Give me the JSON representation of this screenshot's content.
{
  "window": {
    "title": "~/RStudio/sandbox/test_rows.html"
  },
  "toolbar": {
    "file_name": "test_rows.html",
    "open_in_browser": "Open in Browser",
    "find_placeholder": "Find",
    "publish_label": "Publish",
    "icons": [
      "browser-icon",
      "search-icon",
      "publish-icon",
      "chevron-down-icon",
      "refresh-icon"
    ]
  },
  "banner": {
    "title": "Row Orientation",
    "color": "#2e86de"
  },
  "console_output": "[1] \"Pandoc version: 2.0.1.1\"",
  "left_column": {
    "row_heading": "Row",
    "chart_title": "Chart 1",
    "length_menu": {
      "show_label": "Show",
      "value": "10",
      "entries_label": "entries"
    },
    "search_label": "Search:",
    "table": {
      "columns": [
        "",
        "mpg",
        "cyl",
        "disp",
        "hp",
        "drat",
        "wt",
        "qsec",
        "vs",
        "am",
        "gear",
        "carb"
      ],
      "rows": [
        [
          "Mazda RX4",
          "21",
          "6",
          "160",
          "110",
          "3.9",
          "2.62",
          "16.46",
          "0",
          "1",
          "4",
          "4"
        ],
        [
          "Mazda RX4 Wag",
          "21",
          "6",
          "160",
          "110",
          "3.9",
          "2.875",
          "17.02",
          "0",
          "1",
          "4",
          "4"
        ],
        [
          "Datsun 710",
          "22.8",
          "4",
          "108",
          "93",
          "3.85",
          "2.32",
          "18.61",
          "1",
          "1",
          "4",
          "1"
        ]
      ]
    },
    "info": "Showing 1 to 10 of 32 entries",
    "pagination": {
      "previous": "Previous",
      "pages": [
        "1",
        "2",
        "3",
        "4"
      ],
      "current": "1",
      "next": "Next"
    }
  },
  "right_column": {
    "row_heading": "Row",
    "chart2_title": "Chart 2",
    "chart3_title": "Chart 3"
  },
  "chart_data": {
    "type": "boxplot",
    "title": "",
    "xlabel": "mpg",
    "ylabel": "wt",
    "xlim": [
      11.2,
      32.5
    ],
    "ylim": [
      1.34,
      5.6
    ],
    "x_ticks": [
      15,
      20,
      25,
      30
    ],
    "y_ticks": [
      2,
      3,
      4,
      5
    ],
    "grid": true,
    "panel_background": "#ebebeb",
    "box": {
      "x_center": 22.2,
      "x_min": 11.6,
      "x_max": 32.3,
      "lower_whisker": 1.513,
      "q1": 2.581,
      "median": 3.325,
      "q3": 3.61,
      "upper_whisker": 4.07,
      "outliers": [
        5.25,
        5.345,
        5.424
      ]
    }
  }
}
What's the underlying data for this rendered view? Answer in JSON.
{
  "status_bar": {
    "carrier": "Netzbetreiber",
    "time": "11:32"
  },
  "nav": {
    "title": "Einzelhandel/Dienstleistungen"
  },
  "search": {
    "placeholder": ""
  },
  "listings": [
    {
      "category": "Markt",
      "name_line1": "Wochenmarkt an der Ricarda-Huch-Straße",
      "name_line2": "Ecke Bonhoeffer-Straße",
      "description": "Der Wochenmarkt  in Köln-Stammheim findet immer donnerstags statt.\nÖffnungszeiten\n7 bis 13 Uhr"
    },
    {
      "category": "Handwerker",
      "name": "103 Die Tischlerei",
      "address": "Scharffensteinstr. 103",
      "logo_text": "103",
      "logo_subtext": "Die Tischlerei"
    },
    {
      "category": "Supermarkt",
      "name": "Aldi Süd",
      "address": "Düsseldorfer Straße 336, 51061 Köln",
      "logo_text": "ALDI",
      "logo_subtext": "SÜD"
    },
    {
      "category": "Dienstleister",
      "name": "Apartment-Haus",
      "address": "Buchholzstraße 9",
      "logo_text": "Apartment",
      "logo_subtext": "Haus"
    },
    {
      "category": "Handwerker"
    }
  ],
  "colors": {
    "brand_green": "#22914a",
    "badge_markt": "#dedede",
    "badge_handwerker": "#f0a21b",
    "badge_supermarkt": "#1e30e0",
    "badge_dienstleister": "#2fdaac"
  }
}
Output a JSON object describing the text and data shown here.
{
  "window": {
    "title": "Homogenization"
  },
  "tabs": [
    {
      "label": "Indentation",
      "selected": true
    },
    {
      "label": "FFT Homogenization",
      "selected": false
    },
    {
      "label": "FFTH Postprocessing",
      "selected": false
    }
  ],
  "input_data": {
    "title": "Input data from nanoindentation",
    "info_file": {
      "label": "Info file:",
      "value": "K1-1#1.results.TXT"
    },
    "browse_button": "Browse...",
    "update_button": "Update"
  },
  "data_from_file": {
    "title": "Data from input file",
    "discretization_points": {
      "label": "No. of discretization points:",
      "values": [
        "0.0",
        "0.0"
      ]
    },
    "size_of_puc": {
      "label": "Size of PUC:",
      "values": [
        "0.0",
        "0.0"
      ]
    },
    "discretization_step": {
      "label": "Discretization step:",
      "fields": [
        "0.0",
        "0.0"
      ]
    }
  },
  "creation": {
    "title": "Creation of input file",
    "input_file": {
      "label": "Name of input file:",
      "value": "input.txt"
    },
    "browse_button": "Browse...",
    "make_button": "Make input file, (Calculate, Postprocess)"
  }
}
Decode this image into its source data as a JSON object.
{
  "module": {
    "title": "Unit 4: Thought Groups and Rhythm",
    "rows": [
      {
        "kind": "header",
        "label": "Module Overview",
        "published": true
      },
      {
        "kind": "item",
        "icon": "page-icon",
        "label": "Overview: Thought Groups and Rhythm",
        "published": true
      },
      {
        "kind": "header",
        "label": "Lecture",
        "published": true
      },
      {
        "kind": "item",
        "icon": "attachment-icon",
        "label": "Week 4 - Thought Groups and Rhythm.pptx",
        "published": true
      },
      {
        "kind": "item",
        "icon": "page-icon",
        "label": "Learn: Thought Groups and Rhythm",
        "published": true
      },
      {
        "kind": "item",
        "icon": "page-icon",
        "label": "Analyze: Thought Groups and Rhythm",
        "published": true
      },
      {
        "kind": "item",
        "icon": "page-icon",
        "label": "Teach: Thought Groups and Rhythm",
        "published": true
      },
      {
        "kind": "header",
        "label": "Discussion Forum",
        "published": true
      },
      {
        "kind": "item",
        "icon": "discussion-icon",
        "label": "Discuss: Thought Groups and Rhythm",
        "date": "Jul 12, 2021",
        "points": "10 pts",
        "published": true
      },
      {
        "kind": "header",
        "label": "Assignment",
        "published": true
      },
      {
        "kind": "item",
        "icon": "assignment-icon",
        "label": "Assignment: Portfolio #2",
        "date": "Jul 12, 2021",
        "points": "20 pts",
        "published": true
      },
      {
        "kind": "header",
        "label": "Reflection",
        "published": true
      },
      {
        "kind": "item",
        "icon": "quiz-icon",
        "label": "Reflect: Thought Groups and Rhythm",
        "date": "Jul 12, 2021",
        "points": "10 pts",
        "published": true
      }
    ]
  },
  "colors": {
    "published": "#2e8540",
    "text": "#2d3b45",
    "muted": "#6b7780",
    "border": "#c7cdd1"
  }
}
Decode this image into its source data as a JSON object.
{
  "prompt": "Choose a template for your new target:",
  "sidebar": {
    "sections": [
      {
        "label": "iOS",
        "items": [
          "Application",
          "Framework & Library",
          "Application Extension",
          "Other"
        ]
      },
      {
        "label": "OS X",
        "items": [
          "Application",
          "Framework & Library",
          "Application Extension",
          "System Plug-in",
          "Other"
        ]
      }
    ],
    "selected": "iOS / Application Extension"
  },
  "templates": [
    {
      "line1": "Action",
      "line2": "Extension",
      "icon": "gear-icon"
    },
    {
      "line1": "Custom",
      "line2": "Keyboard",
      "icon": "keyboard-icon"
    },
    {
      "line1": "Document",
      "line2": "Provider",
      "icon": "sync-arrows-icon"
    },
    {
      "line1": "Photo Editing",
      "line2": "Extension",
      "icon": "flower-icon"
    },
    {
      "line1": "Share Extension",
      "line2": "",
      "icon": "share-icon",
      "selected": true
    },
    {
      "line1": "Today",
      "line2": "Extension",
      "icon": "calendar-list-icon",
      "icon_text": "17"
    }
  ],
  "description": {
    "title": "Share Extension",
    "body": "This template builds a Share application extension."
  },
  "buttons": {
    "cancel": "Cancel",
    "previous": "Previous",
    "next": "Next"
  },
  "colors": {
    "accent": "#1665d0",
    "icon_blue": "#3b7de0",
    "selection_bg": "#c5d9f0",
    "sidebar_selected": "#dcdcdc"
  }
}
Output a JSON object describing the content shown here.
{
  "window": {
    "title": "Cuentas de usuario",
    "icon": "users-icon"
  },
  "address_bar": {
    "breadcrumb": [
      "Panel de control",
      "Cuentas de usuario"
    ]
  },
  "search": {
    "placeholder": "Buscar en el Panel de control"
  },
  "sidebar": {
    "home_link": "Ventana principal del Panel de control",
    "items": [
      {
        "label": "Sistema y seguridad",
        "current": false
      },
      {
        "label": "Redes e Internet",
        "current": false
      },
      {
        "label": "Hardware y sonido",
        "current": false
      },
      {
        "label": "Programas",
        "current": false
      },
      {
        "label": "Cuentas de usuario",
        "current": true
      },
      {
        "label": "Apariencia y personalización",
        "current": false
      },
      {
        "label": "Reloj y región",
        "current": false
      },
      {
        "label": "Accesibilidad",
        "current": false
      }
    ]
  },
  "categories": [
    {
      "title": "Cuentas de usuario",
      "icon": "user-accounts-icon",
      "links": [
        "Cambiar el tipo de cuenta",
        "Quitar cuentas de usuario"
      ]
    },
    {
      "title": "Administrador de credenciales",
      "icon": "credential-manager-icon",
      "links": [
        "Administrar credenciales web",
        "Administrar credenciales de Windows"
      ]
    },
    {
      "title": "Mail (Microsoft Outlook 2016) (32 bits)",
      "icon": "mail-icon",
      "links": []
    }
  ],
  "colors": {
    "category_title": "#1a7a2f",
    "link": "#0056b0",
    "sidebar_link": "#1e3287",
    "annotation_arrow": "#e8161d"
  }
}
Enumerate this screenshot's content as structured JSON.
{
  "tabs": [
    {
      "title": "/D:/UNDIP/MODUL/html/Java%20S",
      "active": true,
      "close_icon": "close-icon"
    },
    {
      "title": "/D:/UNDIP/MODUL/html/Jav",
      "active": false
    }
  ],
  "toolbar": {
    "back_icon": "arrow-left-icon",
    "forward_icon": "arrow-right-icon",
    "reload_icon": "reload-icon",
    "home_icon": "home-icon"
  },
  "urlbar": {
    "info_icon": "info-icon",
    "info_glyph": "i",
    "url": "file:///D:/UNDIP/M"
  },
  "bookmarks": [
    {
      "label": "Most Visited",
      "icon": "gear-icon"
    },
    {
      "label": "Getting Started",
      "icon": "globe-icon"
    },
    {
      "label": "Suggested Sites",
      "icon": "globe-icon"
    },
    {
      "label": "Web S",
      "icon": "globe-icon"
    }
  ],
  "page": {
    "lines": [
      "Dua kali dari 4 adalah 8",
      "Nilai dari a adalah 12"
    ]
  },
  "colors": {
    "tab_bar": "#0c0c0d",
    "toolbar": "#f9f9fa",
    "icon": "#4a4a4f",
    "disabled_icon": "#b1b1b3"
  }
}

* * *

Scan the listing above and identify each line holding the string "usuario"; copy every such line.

    "title": "Cuentas de usuario",
      "Cuentas de usuario"
        "label": "Cuentas de usuario",
      "title": "Cuentas de usuario",
        "Quitar cuentas de usuario"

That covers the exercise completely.